“People that have perhaps mixed family immigration status – somebody in the family is not fully documented, others are – they are afraid of being found out,” and subsequently dropping coverage, Gjersvig said.
David Hyman, a Georgetown University Law Center professor, agreed that this population can have an effect on a state’s number of uninsured.
“The states that adjoin our neighbor to the south have historically had much higher uninsurance rates than the northeast United States and the upper Midwest,” he said.
The Pew Research Center estimates about 275,000 people were undocumented in Arizona in 2016.
Some advocates found another reason to blame the Trump administration, pointing to steps it has taken to unravel the Affordable Care Act, one of the signature achievements of President Barack Obama’s administration.
“The Trump administration has done whatever they can to try to sabotage health care for Americans,” Morgan Tucker, Arizona director of Protect Our Care, said.
The percentage of Americans without insurance fell from 15% in 2012, the year Obamacare took effect, to 9% in 2017, the year Trump took office, according to data from the Kaiser Family Foundation.
ACA critics complained that costs for health insurance varied widely in the early years, and they challenged the constitutionality of the “individual mandate,” which required that people get coverage or pay a fine.
Jim Hammond, publisher of the Hertel Report, said that without penalties for passing on insurance, people are just less inclined to make an expensive purchase of a product he called a difficult sale under the best of circumstances.
“The return on your investment is oftentimes not felt,” Hammond said. “You don’t really get a good deal on your insurance unless you get sick.”
The disincentive to get a policy comes as Hyman says costs are increasing.

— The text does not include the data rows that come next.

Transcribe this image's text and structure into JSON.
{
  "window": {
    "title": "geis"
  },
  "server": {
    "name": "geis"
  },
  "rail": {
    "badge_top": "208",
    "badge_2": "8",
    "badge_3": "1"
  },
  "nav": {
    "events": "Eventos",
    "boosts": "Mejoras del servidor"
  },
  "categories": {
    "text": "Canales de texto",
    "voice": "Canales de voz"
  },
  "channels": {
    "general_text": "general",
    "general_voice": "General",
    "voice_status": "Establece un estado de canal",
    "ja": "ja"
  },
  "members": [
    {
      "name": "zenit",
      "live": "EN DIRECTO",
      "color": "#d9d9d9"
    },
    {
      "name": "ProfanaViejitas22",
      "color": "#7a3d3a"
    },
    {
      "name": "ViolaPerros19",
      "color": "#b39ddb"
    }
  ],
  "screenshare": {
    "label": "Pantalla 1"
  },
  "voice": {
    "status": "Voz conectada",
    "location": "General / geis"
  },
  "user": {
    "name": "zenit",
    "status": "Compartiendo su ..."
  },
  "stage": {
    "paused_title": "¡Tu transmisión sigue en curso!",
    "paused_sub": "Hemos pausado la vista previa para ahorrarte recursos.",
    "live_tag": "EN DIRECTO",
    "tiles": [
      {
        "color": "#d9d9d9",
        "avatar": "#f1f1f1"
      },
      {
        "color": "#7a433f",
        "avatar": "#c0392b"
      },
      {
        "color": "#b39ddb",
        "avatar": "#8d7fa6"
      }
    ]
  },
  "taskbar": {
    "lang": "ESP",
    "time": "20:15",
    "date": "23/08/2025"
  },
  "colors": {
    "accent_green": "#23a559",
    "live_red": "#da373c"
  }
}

Hammond said the people most affected earn between $65,000 and $70,000 annually, because they have to pay their insurance premiums without any financial help from the government.
“If you make that kind of money, most people think, ‘Oh, well, then you can afford health insurance,’” Hammond said. “But then, if you go out and try to buy it and it’s $800 a month, you might think it’s not worth it.”
Hyman said lower-income workers face the same struggle, as businesses in the agricultural and service sectors typically don’t offer health care coverage.
Tucker said other changes have not helped, such as shorter enrollment periods and diminished access to the healthcare marketplace. She said the advertising budget for the insurance marketplace has also been cut – and she’s not the only one to notice.
Gjersvig points to marketing cuts as the reason why more navigators, or health care guides, cannot be deployed. Navigators, who simplify the complex system for the community and pass along relevant information, are desperately needed, he said.
Hammond said the insurance industry needs to do a better job explaining to people why coverage is so crucial.
“Paying for an office visit or paying for an X-ray or lab work – people can find the money to do that,” he said. “But what if you got cancer? Or what if you were involved in a serious accident?”
“That’s what people are really protecting themselves from when they buy insurance and I don’t think that the insurance industry has really made that entirely clear,” he said.
But Hyman said increased coverage will only do so much if costs keep going up.
“We tend to focus on: Do people have insurance or not,” he said. “But if the cost of health care keeps rising, you’re sort of fighting a losing battle.”